EXERCISE DIRECTIONS
Your copy should match the records below word for word and contain no pictures.

DATA EXTRACT

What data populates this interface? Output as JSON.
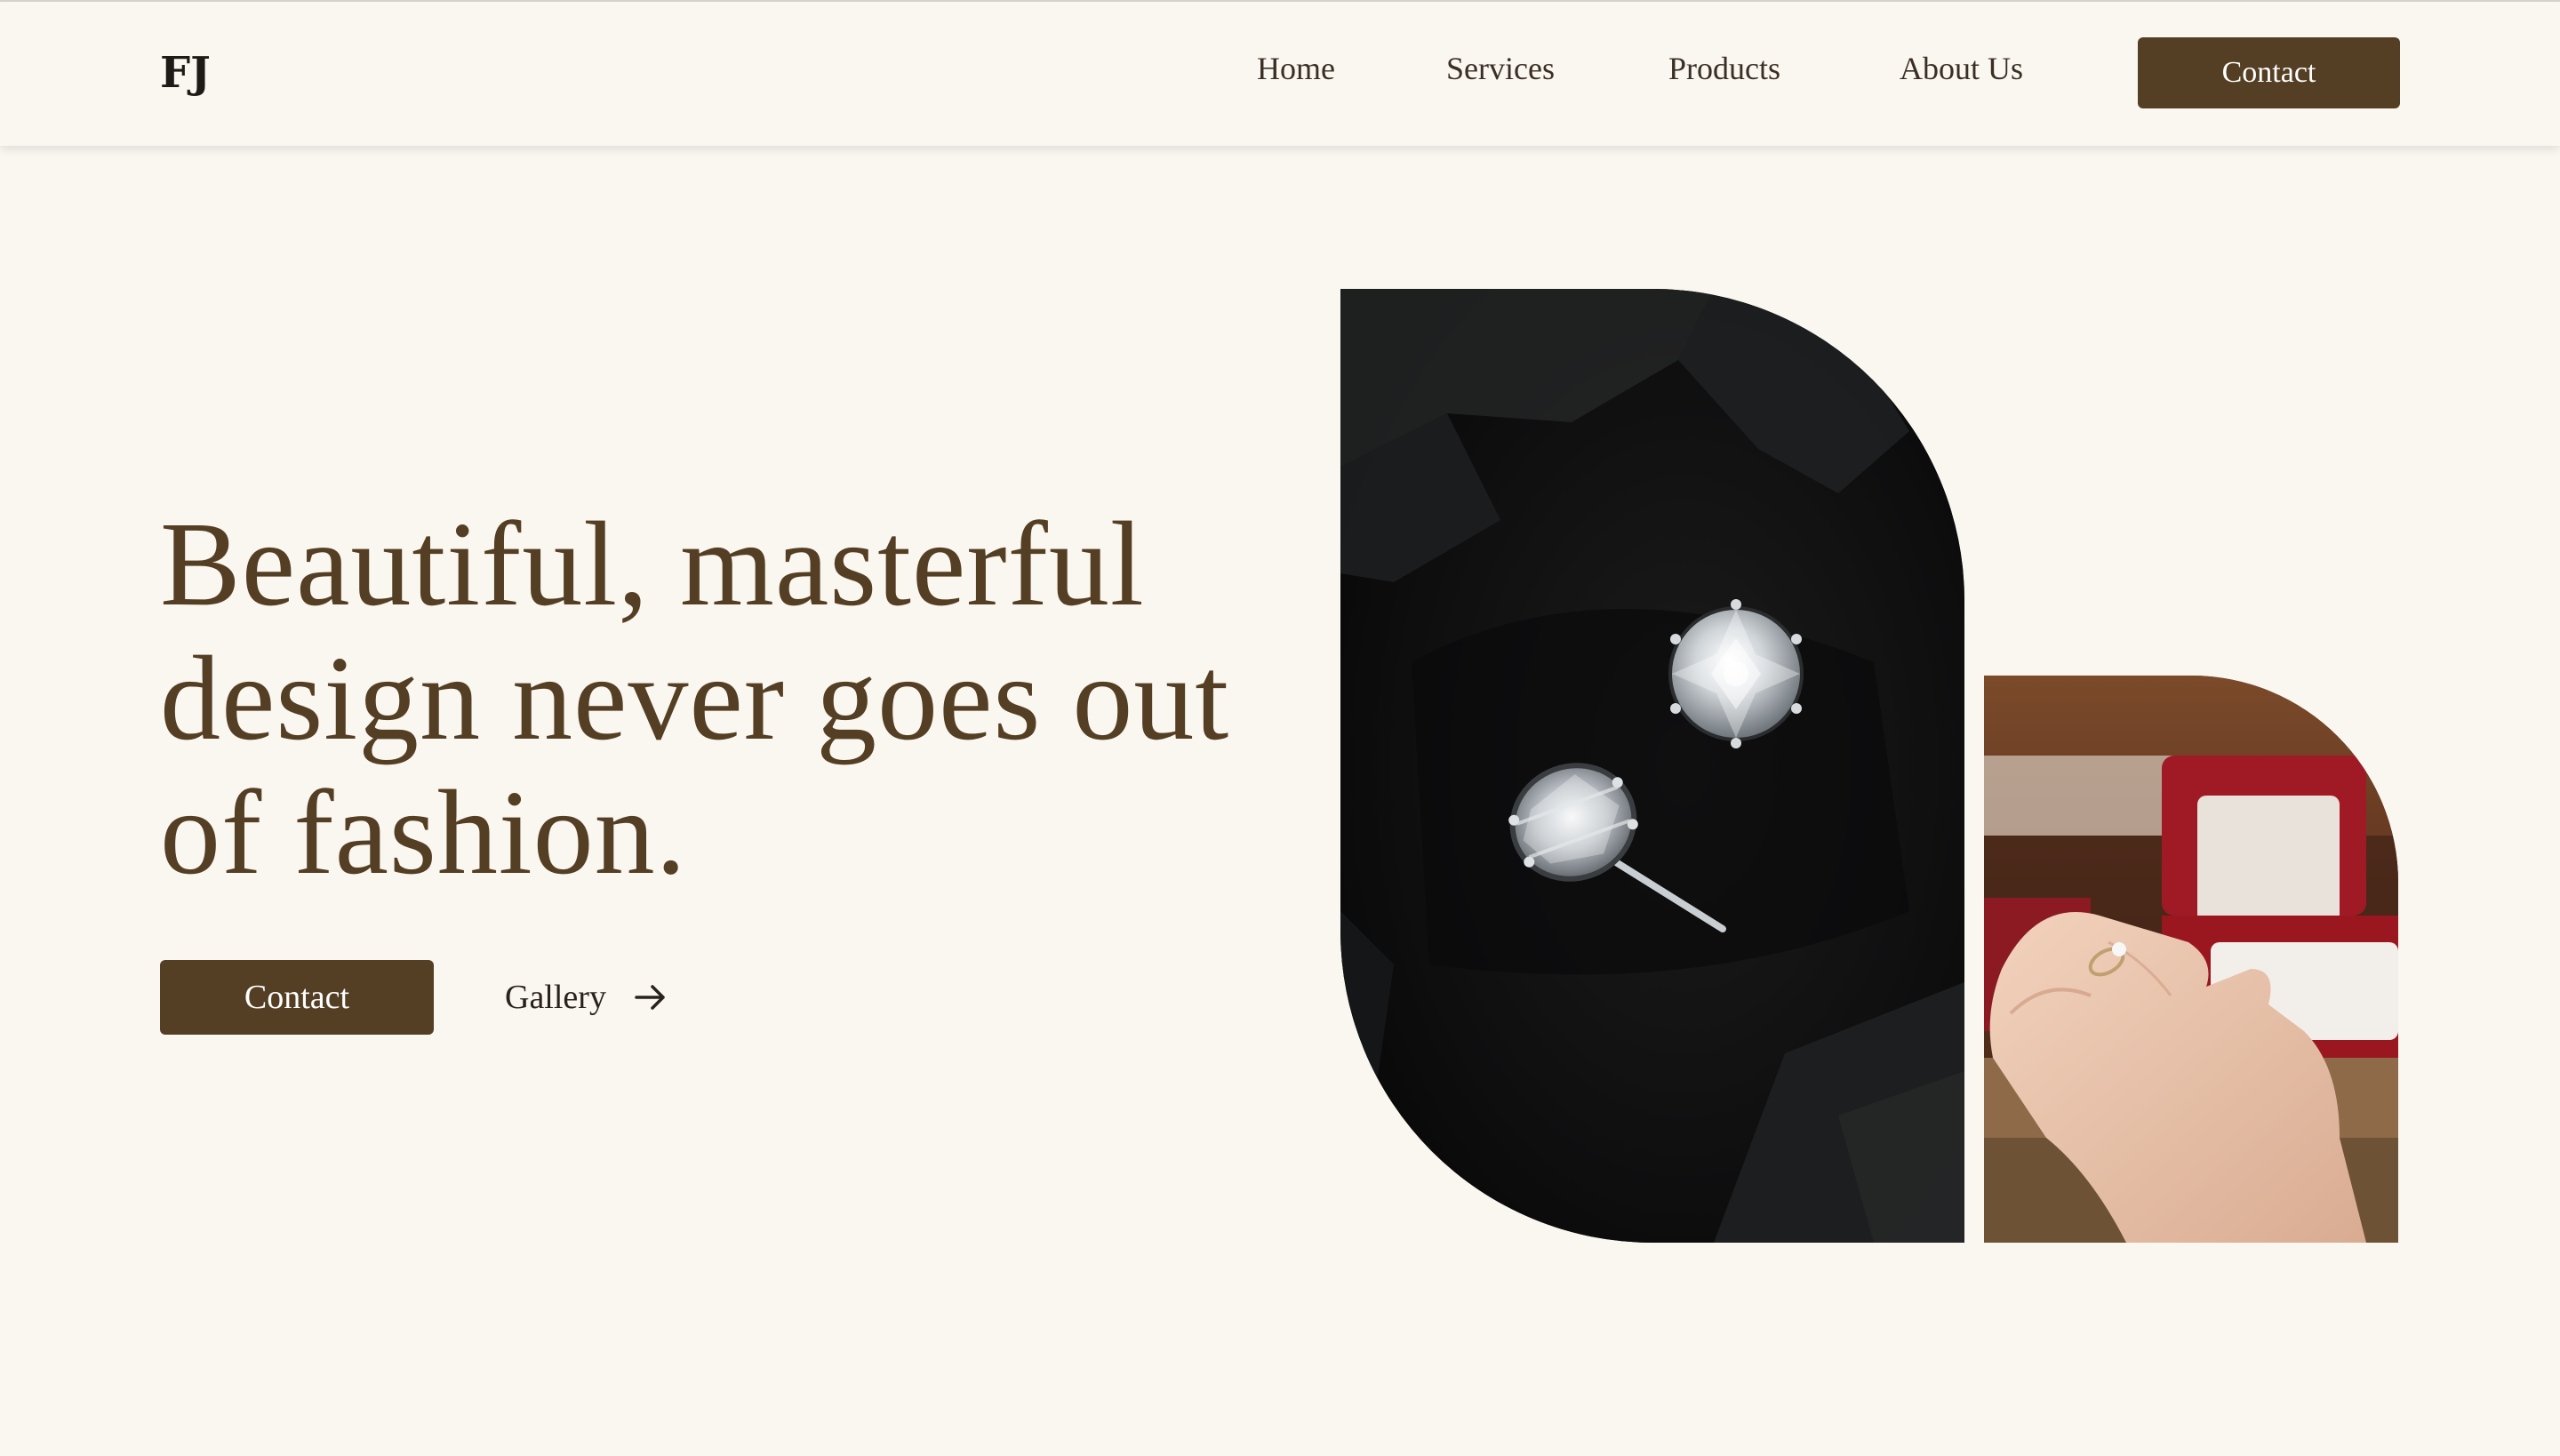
{
  "header": {
    "logo": "FJ",
    "nav": [
      {
        "label": "Home"
      },
      {
        "label": "Services"
      },
      {
        "label": "Products"
      },
      {
        "label": "About Us"
      }
    ],
    "contact_label": "Contact"
  },
  "hero": {
    "headline": "Beautiful, masterful design never goes out of fashion.",
    "contact_label": "Contact",
    "gallery_label": "Gallery",
    "gallery_icon": "arrow-right-icon"
  },
  "images": {
    "large": "diamond-stud-earrings-on-black-rock",
    "small": "hand-with-ring-over-red-jewelry-box"
  },
  "colors": {
    "background": "#faf6f0",
    "accent": "#543f24",
    "text_dark": "#1e1a16"
  }
}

RESPONSE BOX
What data populates this interface? Output as JSON.
{
  "header": {
    "logo": "FJ",
    "nav": [
      {
        "label": "Home"
      },
      {
        "label": "Services"
      },
      {
        "label": "Products"
      },
      {
        "label": "About Us"
      }
    ],
    "contact_label": "Contact"
  },
  "hero": {
    "headline": "Beautiful, masterful design never goes out of fashion.",
    "contact_label": "Contact",
    "gallery_label": "Gallery",
    "gallery_icon": "arrow-right-icon"
  },
  "images": {
    "large": "diamond-stud-earrings-on-black-rock",
    "small": "hand-with-ring-over-red-jewelry-box"
  },
  "colors": {
    "background": "#faf6f0",
    "accent": "#543f24",
    "text_dark": "#1e1a16"
  }
}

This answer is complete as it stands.